The great jumble of words has been one of the most frustrating things for Mum given that she has always been an articulate woman with a prolific talent for writing. On occasion her words come out with great clarity whilst at other times they are completely garbled. It gets interesting (and confusing) when Mum uses synonyms or words that rhyme with the word she wants to use and we play detective, desperate to understand what she wants to communicate to us. Occasionally the jumbles are entertaining in a ‘this situation seems incredibly bleak but that was still pretty funny’ kind of way. We had a terrific visit from Mum’s friends, Ms Marsden & Ms Howard who cheered Mum on as she psyched herself up to go to hospital for her first lot of chemo. On the arduous trip down the stairs with Mr Mason and myself supporting Mum, she stopped and began apologizing. Mr Mason not understanding why she had stopped or was apologizing encouraged her on when Mum said ‘No! I was trying not to walk into Hans Franz’ <translation: Fran’s hands> Mr Mason looked at me and with a gleam in his eye asked ‘Is that your German cousin by any chance?’ As it turned out we would need all the good humor we could muster as after many hours in hospital, Mum was refused treatment on the grounds that her platelets were too low. Thanks, radiotherapy, you utter bastard.

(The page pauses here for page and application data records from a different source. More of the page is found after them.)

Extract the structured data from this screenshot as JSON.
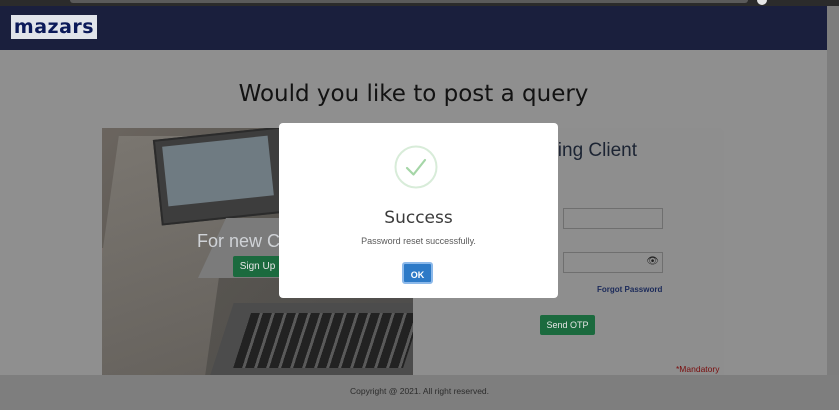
{
  "header": {
    "logo_text": "mazars"
  },
  "main": {
    "title": "Would you like to post a query",
    "new_client": {
      "title": "For new C",
      "signup_label": "Sign Up"
    },
    "existing_client": {
      "title": "sting Client",
      "forgot_password_label": "Forgot Password",
      "send_otp_label": "Send OTP",
      "mandatory_note": "*Mandatory"
    }
  },
  "modal": {
    "title": "Success",
    "message": "Password reset successfully.",
    "ok_label": "OK",
    "icon": "check-icon",
    "colors": {
      "accent": "#2d7ac7",
      "check": "#a5d6a7"
    }
  },
  "footer": {
    "copyright": "Copyright @ 2021. All right reserved."
  },
  "colors": {
    "header_bg": "#1a1f3d",
    "button_green": "#1b6a3e",
    "brand_blue": "#0c1a59"
  }
}
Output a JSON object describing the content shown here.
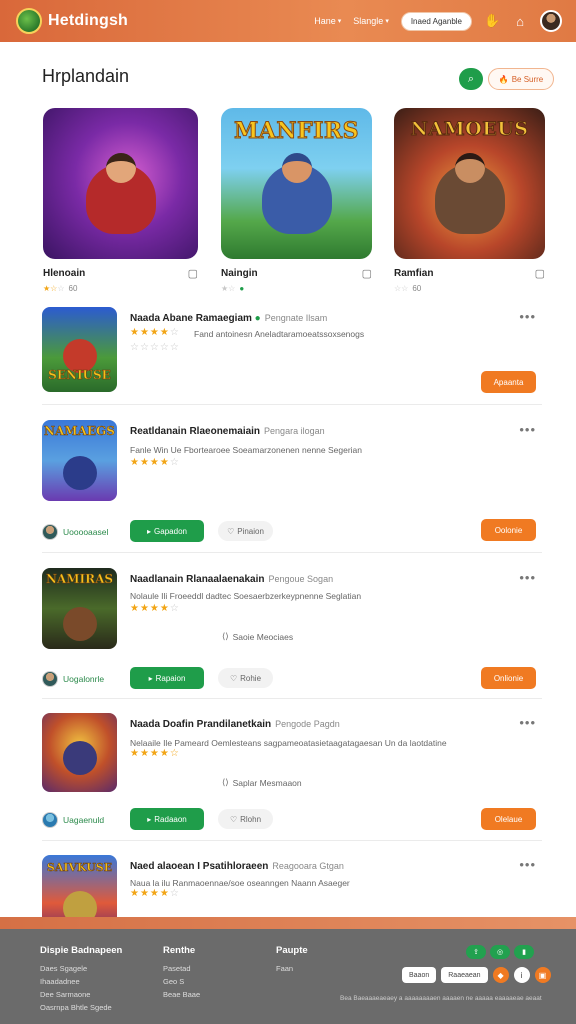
{
  "header": {
    "brand": "Hetdingsh",
    "nav": [
      {
        "label": "Hane"
      },
      {
        "label": "Slangle"
      }
    ],
    "action_pill": "Inaed Aganble",
    "colors": {
      "header_orange": "#e07a44",
      "accent_green": "#1f9d4a",
      "accent_orange": "#f07a22"
    }
  },
  "main": {
    "title": "Hrplandain",
    "sort_label": "Be Surre"
  },
  "featured": [
    {
      "name": "Hlenoain",
      "rating_text": "60",
      "banner": ""
    },
    {
      "name": "Naingin",
      "rating_text": "",
      "banner": "MANFIRS"
    },
    {
      "name": "Ramfian",
      "rating_text": "60",
      "banner": "NAMOEUS"
    }
  ],
  "rows": [
    {
      "title": "Naada Abane Ramaegiam",
      "sub": "Pengnate Ilsam",
      "desc": "Fand antoinesn Aneladtaramoeatssoxsenogs",
      "thumb_banner": "SENIUSE",
      "action": "Apaanta"
    },
    {
      "title": "Reatldanain Rlaeonemaiain",
      "sub": "Pengara ilogan",
      "desc": "Fanle Win Ue  Fbortearoee Soeamarzonenen nenne Segerian",
      "thumb_banner": "NAMAEGS",
      "user": "Uooooaasel",
      "green_btn": "Gapadon",
      "like": "Pinaion",
      "action": "Oolonie"
    },
    {
      "title": "Naadlanain Rlanaalaenakain",
      "sub": "Pengoue Sogan",
      "desc": "Nolaule Ili  Froeeddl dadtec Soesaerbzerkeypnenne Seglatian",
      "mid_note": "Saoie Meociaes",
      "thumb_banner": "NAMIRAS",
      "user": "Uogalonrle",
      "green_btn": "Rapaion",
      "like": "Rohie",
      "action": "Onlionie"
    },
    {
      "title": "Naada Doafin Prandilanetkain",
      "sub": "Pengode Pagdn",
      "desc": "Nelaaile Ile  Pameard Oemlesteans sagpameoatasietaagatagaesan  Un da laotdatine",
      "mid_note": "Saplar Mesmaaon",
      "thumb_banner": "",
      "user": "Uagaenuld",
      "green_btn": "Radaaon",
      "like": "Rlohn",
      "action": "Olelaue"
    },
    {
      "title": "Naed alaoean I Psatihloraeen",
      "sub": "Reagooara Gtgan",
      "desc": "Naua la ilu  Ranmaoennae/soe oseanngen Naann Asaeger",
      "thumb_banner": "SAIVKUSE"
    }
  ],
  "footer": {
    "col1_title": "Dispie Badnapeen",
    "col1_links": [
      "Daes Sgagele",
      "Ihaadadnee",
      "Dee Sarmaone",
      "Oasrnpa Bhtle Sgede"
    ],
    "col2_title": "Renthe",
    "col2_links": [
      "Pasetad",
      "Geo S",
      "Beae Baae"
    ],
    "col3_title": "Paupte",
    "col3_links": [
      "Faan"
    ],
    "buttons": [
      "Baaon",
      "Raaeaean"
    ],
    "copyright": "Bea Baeaaaeaeaey a aaaaaaaaen aaaaen ne aaaaa eaaaaeae aeaat"
  }
}
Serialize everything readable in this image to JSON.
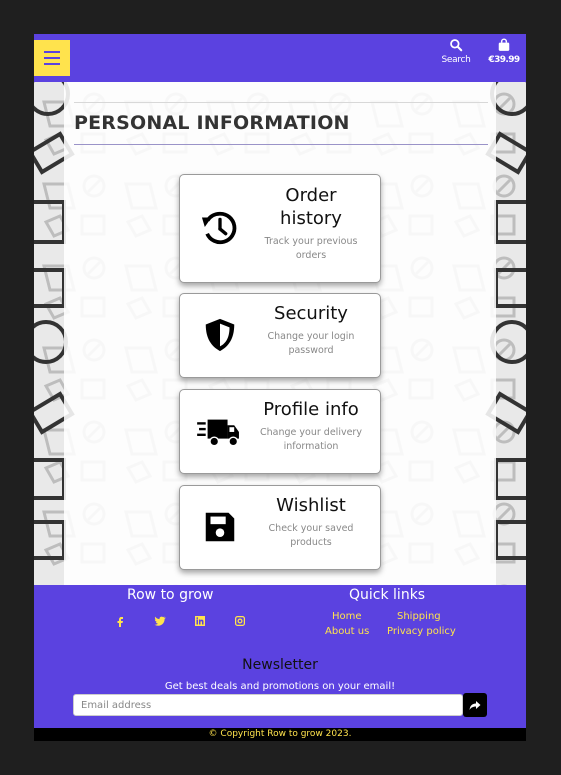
{
  "header": {
    "search_label": "Search",
    "bag_total": "€39.99"
  },
  "page": {
    "title": "PERSONAL INFORMATION"
  },
  "cards": [
    {
      "title": "Order history",
      "subtitle": "Track your previous orders",
      "icon": "history-icon"
    },
    {
      "title": "Security",
      "subtitle": "Change your login password",
      "icon": "shield-icon"
    },
    {
      "title": "Profile info",
      "subtitle": "Change your delivery information",
      "icon": "delivery-truck-icon"
    },
    {
      "title": "Wishlist",
      "subtitle": "Check your saved products",
      "icon": "floppy-disk-icon"
    }
  ],
  "footer": {
    "brand": "Row to grow",
    "socials": [
      "facebook-icon",
      "twitter-icon",
      "linkedin-icon",
      "instagram-icon"
    ],
    "quick_links_title": "Quick links",
    "links": {
      "home": "Home",
      "shipping": "Shipping",
      "about": "About us",
      "privacy": "Privacy policy"
    },
    "newsletter_title": "Newsletter",
    "newsletter_sub": "Get best deals and promotions on your email!",
    "email_placeholder": "Email address",
    "copyright": "© Copyright Row to grow 2023."
  },
  "colors": {
    "brand": "#5b42e0",
    "accent": "#ffe34d",
    "background": "#1f1f1f"
  }
}
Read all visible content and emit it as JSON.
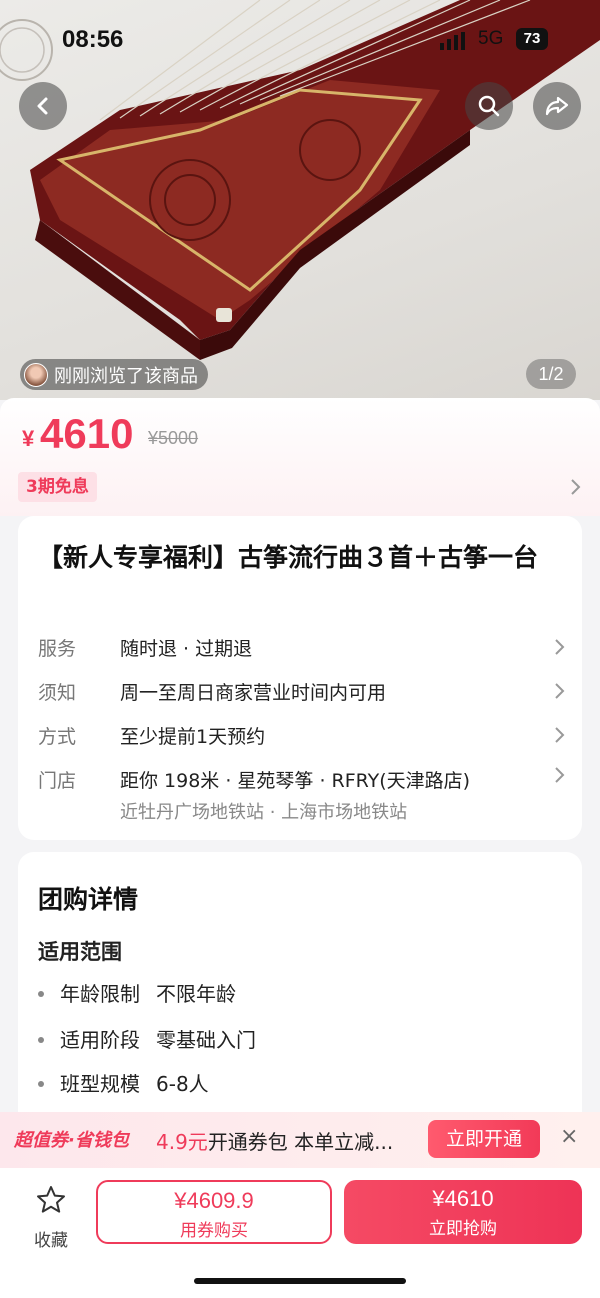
{
  "status_bar": {
    "time": "08:56",
    "network": "5G",
    "battery": "73"
  },
  "hero": {
    "viewed_text": "刚刚浏览了该商品",
    "pager": "1/2",
    "icons": [
      "back-icon",
      "search-icon",
      "share-icon"
    ]
  },
  "price": {
    "currency": "¥",
    "current": "4610",
    "original": "¥5000",
    "installment": "3期免息"
  },
  "product": {
    "title": "【新人专享福利】古筝流行曲３首＋古筝一台",
    "rows": [
      {
        "label": "服务",
        "value": "随时退 · 过期退"
      },
      {
        "label": "须知",
        "value": "周一至周日商家营业时间内可用"
      },
      {
        "label": "方式",
        "value": "至少提前1天预约"
      },
      {
        "label": "门店",
        "value": "距你 198米 · 星苑琴筝 · RFRY(天津路店)",
        "sub": "近牡丹广场地铁站 · 上海市场地铁站"
      }
    ]
  },
  "details": {
    "heading": "团购详情",
    "section": "适用范围",
    "items": [
      {
        "key": "年龄限制",
        "value": "不限年龄"
      },
      {
        "key": "适用阶段",
        "value": "零基础入门"
      },
      {
        "key": "班型规模",
        "value": "6-8人"
      }
    ]
  },
  "promo": {
    "brand": "超值券·省钱包",
    "amount": "4.9元",
    "text": "开通券包 本单立减...",
    "button": "立即开通",
    "close": "×"
  },
  "bottom_bar": {
    "favorite": "收藏",
    "coupon_price": "¥4609.9",
    "coupon_label": "用券购买",
    "buy_price": "¥4610",
    "buy_label": "立即抢购"
  },
  "colors": {
    "accent": "#ef3b5a"
  }
}
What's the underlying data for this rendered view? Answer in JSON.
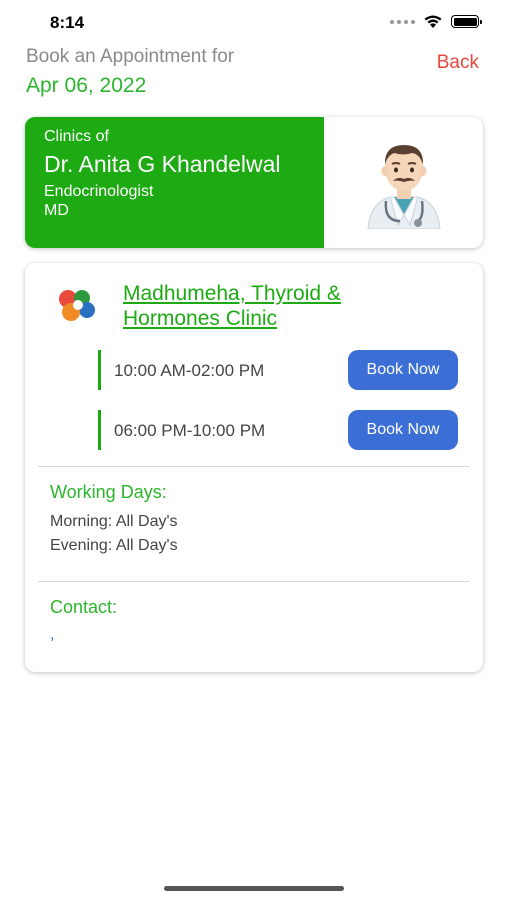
{
  "status_bar": {
    "time": "8:14",
    "icons": [
      "cellular-signal-icon",
      "wifi-icon",
      "battery-icon"
    ]
  },
  "header": {
    "prompt": "Book an Appointment for",
    "date": "Apr 06, 2022",
    "back_label": "Back"
  },
  "doctor": {
    "clinics_of": "Clinics of",
    "name": "Dr. Anita G Khandelwal",
    "specialty": "Endocrinologist",
    "degree": "MD",
    "avatar_icon": "doctor-avatar-icon"
  },
  "clinic": {
    "logo_icon": "clinic-logo-icon",
    "name": "Madhumeha, Thyroid & Hormones Clinic",
    "slots": [
      {
        "time": "10:00 AM-02:00 PM",
        "button_label": "Book Now"
      },
      {
        "time": "06:00 PM-10:00 PM",
        "button_label": "Book Now"
      }
    ],
    "working_days": {
      "title": "Working Days:",
      "morning": "Morning: All Day's",
      "evening": "Evening: All Day's"
    },
    "contact": {
      "title": "Contact:",
      "value": ","
    }
  },
  "colors": {
    "brand_green": "#1daa13",
    "button_blue": "#3b6fd6",
    "back_red": "#e8483c"
  }
}
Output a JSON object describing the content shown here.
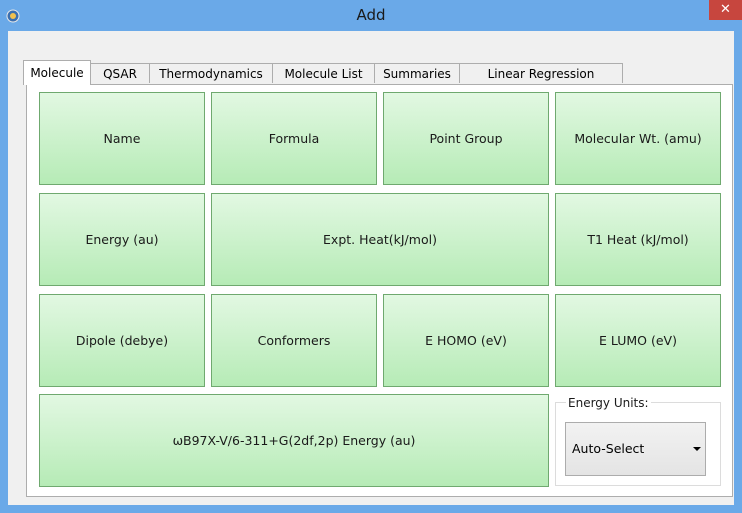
{
  "window": {
    "title": "Add",
    "close_glyph": "✕"
  },
  "tabs": [
    {
      "label": "Molecule",
      "active": true
    },
    {
      "label": "QSAR",
      "active": false
    },
    {
      "label": "Thermodynamics",
      "active": false
    },
    {
      "label": "Molecule List",
      "active": false
    },
    {
      "label": "Summaries",
      "active": false
    },
    {
      "label": "Linear Regression",
      "active": false
    }
  ],
  "tiles": {
    "name": "Name",
    "formula": "Formula",
    "point_group": "Point Group",
    "molecular_wt": "Molecular Wt. (amu)",
    "energy": "Energy (au)",
    "expt_heat": "Expt. Heat(kJ/mol)",
    "t1_heat": "T1 Heat (kJ/mol)",
    "dipole": "Dipole (debye)",
    "conformers": "Conformers",
    "e_homo": "E HOMO (eV)",
    "e_lumo": "E LUMO (eV)",
    "wb97x_energy": "ωB97X-V/6-311+G(2df,2p) Energy (au)"
  },
  "energy_units": {
    "label": "Energy Units:",
    "selected": "Auto-Select"
  },
  "icons": {
    "app": "app-logo-icon",
    "close": "close-icon",
    "dropdown": "chevron-down-icon"
  }
}
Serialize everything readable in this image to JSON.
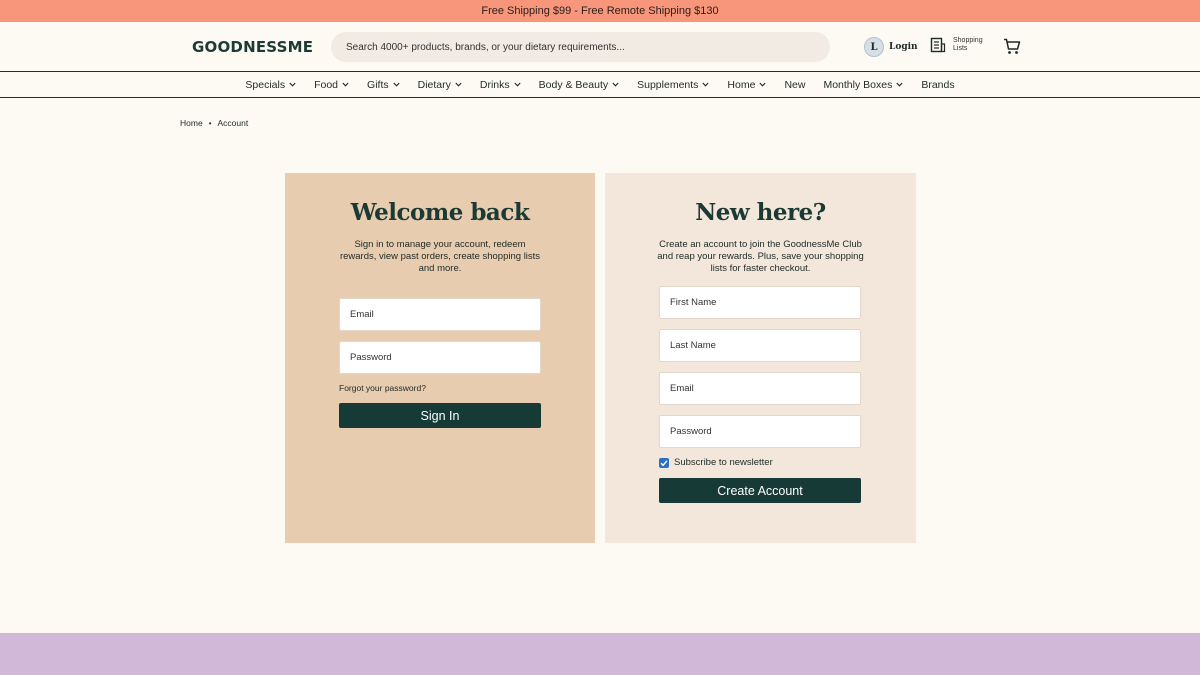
{
  "promo": {
    "text": "Free Shipping $99 - Free Remote Shipping $130"
  },
  "header": {
    "logo": "GOODNESSME",
    "search_placeholder": "Search 4000+ products, brands, or your dietary requirements...",
    "login_initial": "L",
    "login_label": "Login",
    "lists_label": "Shopping Lists",
    "icons": {
      "lists": "list-document-icon",
      "cart": "cart-icon"
    }
  },
  "nav": {
    "items": [
      {
        "label": "Specials",
        "dropdown": true
      },
      {
        "label": "Food",
        "dropdown": true
      },
      {
        "label": "Gifts",
        "dropdown": true
      },
      {
        "label": "Dietary",
        "dropdown": true
      },
      {
        "label": "Drinks",
        "dropdown": true
      },
      {
        "label": "Body & Beauty",
        "dropdown": true
      },
      {
        "label": "Supplements",
        "dropdown": true
      },
      {
        "label": "Home",
        "dropdown": true
      },
      {
        "label": "New",
        "dropdown": false
      },
      {
        "label": "Monthly Boxes",
        "dropdown": true
      },
      {
        "label": "Brands",
        "dropdown": false
      }
    ]
  },
  "breadcrumb": {
    "home": "Home",
    "separator": "•",
    "current": "Account"
  },
  "login_panel": {
    "title": "Welcome back",
    "description": "Sign in to manage your account, redeem rewards, view past orders, create shopping lists and more.",
    "email_placeholder": "Email",
    "password_placeholder": "Password",
    "forgot_label": "Forgot your password?",
    "submit_label": "Sign In"
  },
  "register_panel": {
    "title": "New here?",
    "description": "Create an account to join the GoodnessMe Club and reap your rewards. Plus, save your shopping lists for faster checkout.",
    "first_name_placeholder": "First Name",
    "last_name_placeholder": "Last Name",
    "email_placeholder": "Email",
    "password_placeholder": "Password",
    "newsletter_label": "Subscribe to newsletter",
    "newsletter_checked": true,
    "submit_label": "Create Account"
  },
  "colors": {
    "promo": "#f7967a",
    "login_panel": "#e8ccaf",
    "register_panel": "#f3e6db",
    "button": "#163a35",
    "footer_band": "#d1b8d9"
  }
}
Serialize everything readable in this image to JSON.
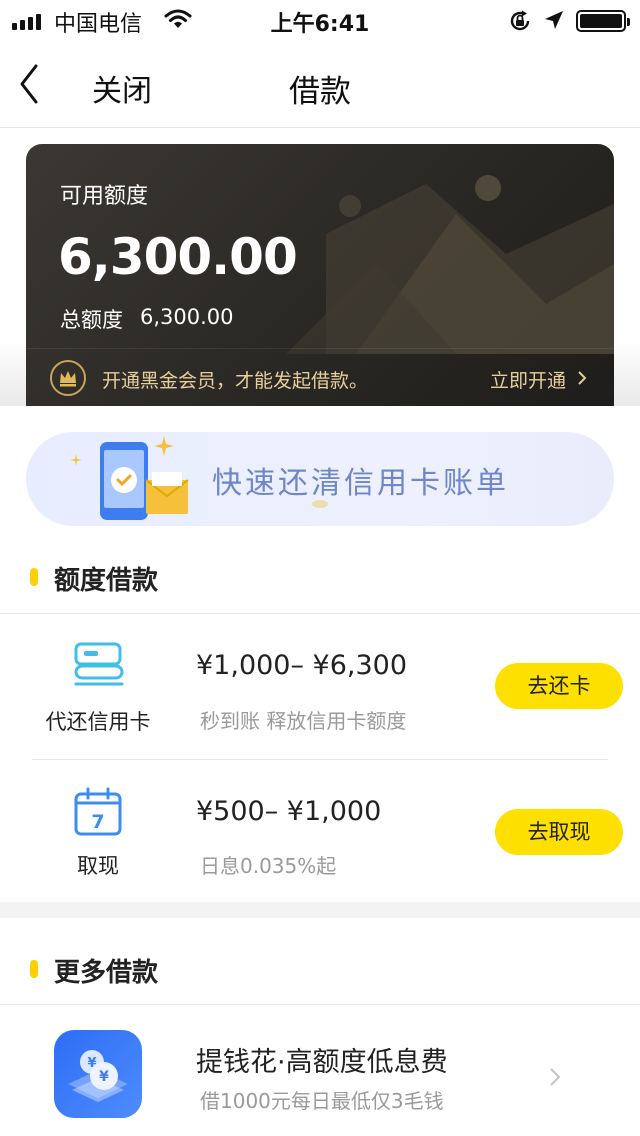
{
  "status_bar": {
    "carrier": "中国电信",
    "time": "上午6:41"
  },
  "nav": {
    "close_label": "关闭",
    "title": "借款"
  },
  "credit_card": {
    "available_label": "可用额度",
    "available_amount": "6,300.00",
    "total_label": "总额度",
    "total_amount": "6,300.00",
    "vip_text": "开通黑金会员，才能发起借款。",
    "vip_link": "立即开通"
  },
  "banner": {
    "text": "快速还清信用卡账单"
  },
  "quota_section": {
    "title": "额度借款",
    "items": [
      {
        "name": "代还信用卡",
        "range": "¥1,000– ¥6,300",
        "desc": "秒到账 释放信用卡额度",
        "button": "去还卡",
        "icon": "credit-card-icon"
      },
      {
        "name": "取现",
        "range": "¥500– ¥1,000",
        "desc": "日息0.035%起",
        "button": "去取现",
        "icon": "calendar-icon",
        "icon_day": "7"
      }
    ]
  },
  "more_section": {
    "title": "更多借款",
    "items": [
      {
        "title": "提钱花·高额度低息费",
        "desc": "借1000元每日最低仅3毛钱",
        "icon": "coin-stack-icon"
      }
    ]
  },
  "colors": {
    "accent_yellow": "#fde000",
    "card_dark": "#2a2824",
    "gold_text": "#e6cf9c",
    "muted_text": "#9a9a9a",
    "brand_blue": "#2d6df3"
  }
}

The days that followed were not pleasant. The trip out really took its toll on Mum and the decline was steep. Reality blurred with fiction and with all the confusion, expressing herself was incredibly difficult. Throughout everything she has been pain free which is a blessing and has said that she trusts us and is not frightened since we are there to guide her. We received the go ahead to increase Mum’s steroid dose in the hope that it might work on any residual inflammation around the tumors and relieve some of Mum’s symptoms. On Wednesday of this week we are due to go to Lincoln to see the oncologist to review the plan of action. With so many twists and turns to the story so far we are not sure if Mum will be feeling well enough to go but if not then Mr Mason and either myself or Mr Mason Jr will go and speak to Dr C on her behalf.
In spite of the worrying situation this month we have managed to enjoy:
- Sitting together under the apple tree in the sunshine
- Hundreds of smiles, cuddles and first giggles with Master Safaie
- Going to the beach to eat an ice-cream and letting the dogs run about
- Having lunch in the garden with the Fungs and Mrs Ooi
- Sitting on the bed together watching crap TV
- Taking a trip to Spilsby with Mrs Carslake and eating delicious cake
- Spending time with Mr Safaie during his quick visit over from Bangkok
- Chatting with Mrs Lavoll about old and new times
- Mr Giffin’s beautiful flowers and his usual sparkling wit
- Being entertained by the inappropriate but incredibly funny comedy stylings of Ms Marsden and Ms Howard
- Reminiscing with Mrs Shaya about how Mum kicked arse at a meeting with an MP during her days at Bliss
- And many lovely messages from caring friends and family
Although Mum isn’t able to use her phone or computer at the moment, she understands everything and very much enjoys it when I read out messages from people. If there’s anything you’d like me to pass onto Mum, please leave it in the comments and I’ll read it out to her. I’ll update again soon on the Mason household happenings.
(AKA: Mrs Safaie Jr)